Copy the lines below that contain "icon".

=== Section Start ===

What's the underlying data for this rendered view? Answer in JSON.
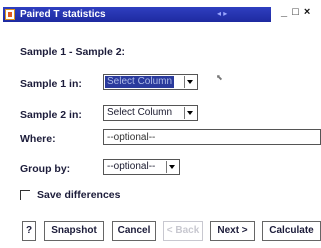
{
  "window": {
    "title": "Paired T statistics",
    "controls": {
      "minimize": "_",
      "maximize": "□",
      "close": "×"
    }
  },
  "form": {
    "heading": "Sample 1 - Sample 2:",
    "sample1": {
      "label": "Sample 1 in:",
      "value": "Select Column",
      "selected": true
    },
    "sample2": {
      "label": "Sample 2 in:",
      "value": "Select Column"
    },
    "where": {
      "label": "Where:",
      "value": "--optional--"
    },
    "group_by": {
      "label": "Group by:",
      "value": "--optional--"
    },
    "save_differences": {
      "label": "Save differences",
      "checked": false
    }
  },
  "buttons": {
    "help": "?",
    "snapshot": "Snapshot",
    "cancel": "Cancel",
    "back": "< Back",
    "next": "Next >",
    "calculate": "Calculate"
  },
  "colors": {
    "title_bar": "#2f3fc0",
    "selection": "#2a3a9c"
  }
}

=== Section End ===
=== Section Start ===

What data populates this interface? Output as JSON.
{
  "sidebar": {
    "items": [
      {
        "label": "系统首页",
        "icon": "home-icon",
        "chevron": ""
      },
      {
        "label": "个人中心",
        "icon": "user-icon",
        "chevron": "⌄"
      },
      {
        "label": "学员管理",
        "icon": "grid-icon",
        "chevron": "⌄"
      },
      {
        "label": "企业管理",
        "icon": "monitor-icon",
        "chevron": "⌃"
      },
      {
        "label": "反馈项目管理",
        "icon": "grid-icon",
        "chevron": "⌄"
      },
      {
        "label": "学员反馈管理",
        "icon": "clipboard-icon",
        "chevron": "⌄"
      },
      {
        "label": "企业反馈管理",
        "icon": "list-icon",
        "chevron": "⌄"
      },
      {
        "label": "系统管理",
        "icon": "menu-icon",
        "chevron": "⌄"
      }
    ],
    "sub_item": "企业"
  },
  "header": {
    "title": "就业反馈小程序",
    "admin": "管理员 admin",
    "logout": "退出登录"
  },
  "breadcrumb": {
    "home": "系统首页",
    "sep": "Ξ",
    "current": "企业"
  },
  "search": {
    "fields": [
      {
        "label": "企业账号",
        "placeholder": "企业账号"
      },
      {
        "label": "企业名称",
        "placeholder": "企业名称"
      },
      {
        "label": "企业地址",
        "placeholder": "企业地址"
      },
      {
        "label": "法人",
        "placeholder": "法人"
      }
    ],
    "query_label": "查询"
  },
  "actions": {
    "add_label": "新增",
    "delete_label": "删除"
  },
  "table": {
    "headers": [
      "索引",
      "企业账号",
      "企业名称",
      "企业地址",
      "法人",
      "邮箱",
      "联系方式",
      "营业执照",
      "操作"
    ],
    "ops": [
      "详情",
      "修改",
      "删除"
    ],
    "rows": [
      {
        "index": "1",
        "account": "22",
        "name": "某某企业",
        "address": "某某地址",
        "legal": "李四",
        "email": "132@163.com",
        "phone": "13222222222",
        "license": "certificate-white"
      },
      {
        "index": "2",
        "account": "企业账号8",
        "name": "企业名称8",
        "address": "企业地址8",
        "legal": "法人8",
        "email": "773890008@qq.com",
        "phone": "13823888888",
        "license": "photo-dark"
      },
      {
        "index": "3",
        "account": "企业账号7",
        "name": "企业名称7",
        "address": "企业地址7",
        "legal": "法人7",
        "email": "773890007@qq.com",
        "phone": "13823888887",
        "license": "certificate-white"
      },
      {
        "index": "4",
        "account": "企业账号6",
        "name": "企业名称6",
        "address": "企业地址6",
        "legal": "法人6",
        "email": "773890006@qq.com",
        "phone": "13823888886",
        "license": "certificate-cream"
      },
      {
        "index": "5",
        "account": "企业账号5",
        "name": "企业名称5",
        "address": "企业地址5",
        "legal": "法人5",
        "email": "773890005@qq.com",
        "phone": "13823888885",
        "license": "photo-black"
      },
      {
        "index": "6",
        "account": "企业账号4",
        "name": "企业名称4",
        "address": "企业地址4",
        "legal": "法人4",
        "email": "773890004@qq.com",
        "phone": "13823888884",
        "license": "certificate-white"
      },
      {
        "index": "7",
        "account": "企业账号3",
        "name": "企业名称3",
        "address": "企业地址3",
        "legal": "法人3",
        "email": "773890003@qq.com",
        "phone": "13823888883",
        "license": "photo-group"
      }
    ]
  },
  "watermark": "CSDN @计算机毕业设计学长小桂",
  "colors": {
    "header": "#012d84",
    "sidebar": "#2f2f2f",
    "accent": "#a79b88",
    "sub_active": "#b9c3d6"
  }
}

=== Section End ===

=== Expected answer ===
        "icon": "home-icon",
        "icon": "user-icon",
        "icon": "grid-icon",
        "icon": "monitor-icon",
        "icon": "grid-icon",
        "icon": "clipboard-icon",
        "icon": "list-icon",
        "icon": "menu-icon",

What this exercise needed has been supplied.